"""

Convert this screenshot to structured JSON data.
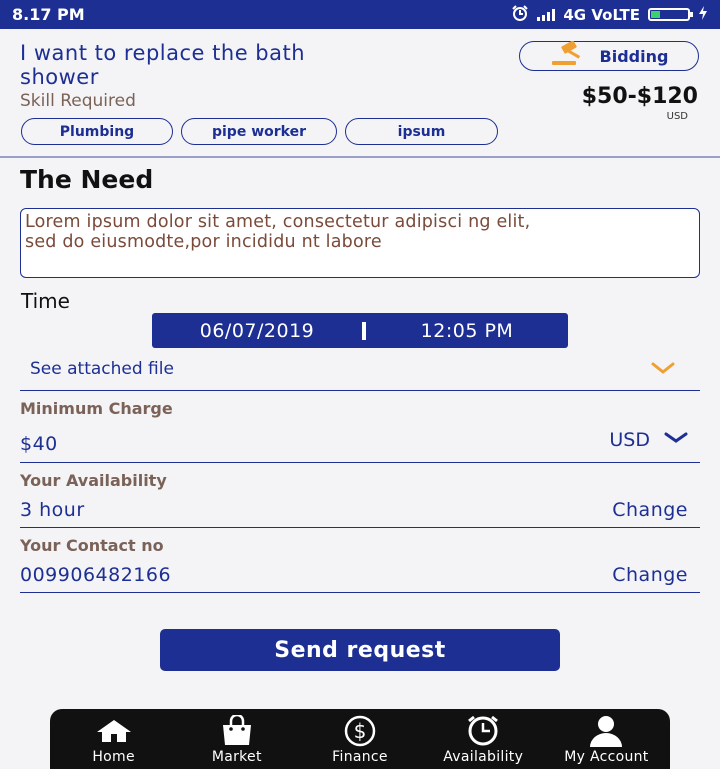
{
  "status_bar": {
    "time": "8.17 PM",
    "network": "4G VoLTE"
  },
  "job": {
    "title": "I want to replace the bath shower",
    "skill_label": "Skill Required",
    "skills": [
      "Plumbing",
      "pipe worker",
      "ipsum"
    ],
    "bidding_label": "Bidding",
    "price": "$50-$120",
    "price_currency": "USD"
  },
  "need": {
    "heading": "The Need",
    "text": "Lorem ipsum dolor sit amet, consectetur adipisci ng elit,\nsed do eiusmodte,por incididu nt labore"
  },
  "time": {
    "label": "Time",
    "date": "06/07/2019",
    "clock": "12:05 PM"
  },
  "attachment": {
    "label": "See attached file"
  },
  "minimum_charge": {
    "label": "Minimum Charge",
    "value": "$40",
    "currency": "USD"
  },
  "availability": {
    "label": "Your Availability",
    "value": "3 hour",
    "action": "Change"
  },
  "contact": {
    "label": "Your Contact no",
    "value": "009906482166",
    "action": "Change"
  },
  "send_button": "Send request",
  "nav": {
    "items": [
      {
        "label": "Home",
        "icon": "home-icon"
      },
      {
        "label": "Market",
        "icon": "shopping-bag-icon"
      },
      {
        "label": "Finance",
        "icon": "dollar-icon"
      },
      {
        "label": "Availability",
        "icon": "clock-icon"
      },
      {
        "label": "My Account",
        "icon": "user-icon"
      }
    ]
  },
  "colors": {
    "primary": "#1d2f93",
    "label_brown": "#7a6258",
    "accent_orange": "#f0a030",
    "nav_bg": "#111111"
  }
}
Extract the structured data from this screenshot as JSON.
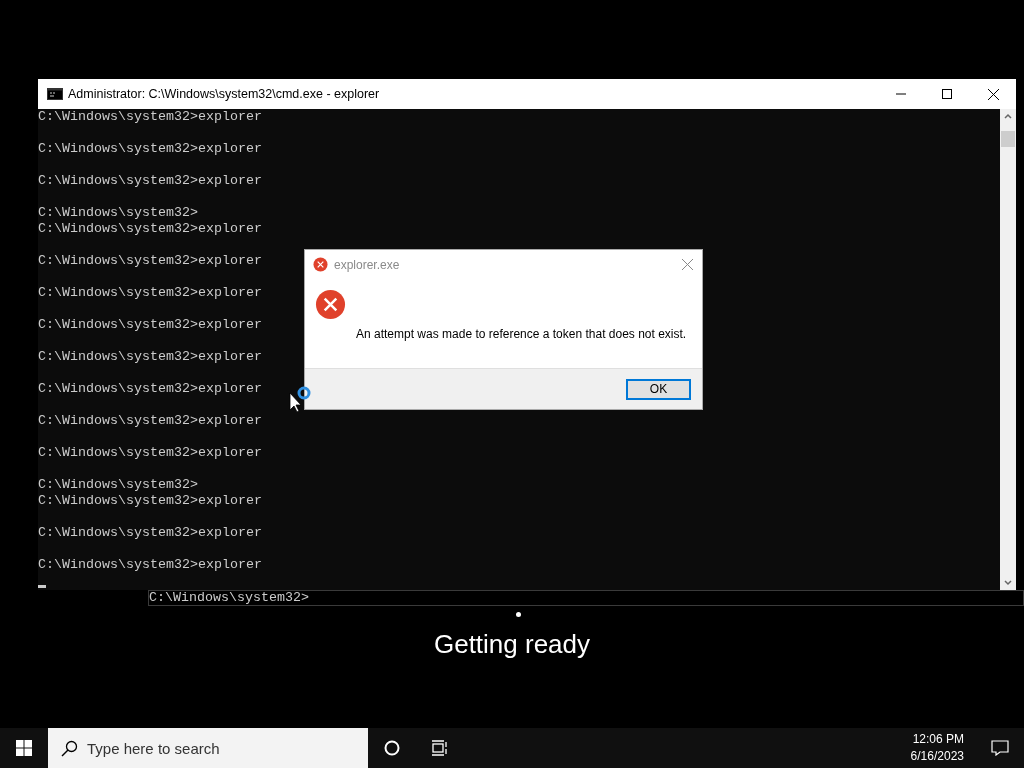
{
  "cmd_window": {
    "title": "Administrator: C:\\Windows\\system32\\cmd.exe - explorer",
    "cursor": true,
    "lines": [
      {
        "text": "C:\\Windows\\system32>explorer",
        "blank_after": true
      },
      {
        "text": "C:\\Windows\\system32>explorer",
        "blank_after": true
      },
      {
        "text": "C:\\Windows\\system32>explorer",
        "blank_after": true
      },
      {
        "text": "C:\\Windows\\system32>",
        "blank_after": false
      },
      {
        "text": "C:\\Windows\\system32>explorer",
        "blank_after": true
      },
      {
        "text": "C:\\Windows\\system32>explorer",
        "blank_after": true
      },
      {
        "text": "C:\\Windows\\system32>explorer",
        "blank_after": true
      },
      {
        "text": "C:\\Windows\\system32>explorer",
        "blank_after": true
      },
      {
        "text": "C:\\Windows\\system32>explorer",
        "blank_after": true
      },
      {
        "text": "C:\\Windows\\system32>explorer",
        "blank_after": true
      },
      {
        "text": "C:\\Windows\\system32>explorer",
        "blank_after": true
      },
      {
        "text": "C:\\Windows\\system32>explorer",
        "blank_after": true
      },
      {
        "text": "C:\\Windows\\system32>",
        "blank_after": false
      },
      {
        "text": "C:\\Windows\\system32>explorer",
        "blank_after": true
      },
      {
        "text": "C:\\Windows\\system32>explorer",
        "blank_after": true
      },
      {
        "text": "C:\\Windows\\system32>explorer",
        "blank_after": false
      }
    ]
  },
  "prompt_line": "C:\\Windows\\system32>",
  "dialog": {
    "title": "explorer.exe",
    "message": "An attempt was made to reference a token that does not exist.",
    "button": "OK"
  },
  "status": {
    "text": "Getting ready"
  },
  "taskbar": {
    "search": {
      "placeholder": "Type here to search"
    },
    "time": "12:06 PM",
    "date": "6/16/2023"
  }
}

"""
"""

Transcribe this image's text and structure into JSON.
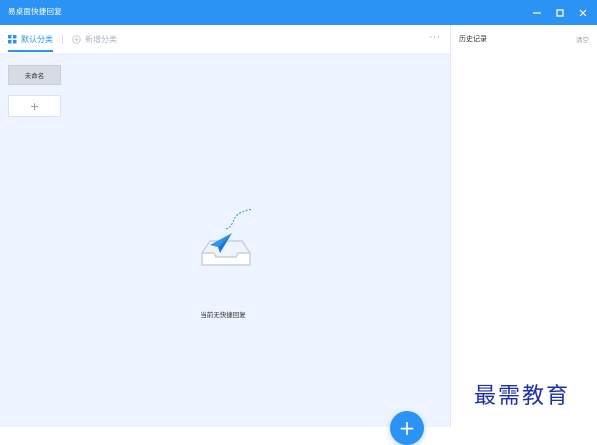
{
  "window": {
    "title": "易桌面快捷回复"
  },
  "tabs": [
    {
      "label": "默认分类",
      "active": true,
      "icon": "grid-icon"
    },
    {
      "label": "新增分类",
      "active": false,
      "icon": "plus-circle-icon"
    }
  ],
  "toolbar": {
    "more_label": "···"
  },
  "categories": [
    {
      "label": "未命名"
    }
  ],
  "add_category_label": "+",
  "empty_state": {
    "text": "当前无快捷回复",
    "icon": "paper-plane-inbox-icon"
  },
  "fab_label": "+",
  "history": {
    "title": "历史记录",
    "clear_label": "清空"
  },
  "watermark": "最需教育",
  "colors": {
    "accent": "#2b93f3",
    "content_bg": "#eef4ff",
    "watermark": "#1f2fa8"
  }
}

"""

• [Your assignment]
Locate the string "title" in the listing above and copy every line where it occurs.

• [Answer to this problem]
    "title": "I want to replace the bath shower",
    "title": "Administrator: C:\\Windows\\system32\\cmd.exe - explorer",
    "title": "explorer.exe",
    "title": "易桌面快捷回复"
    "title": "历史记录",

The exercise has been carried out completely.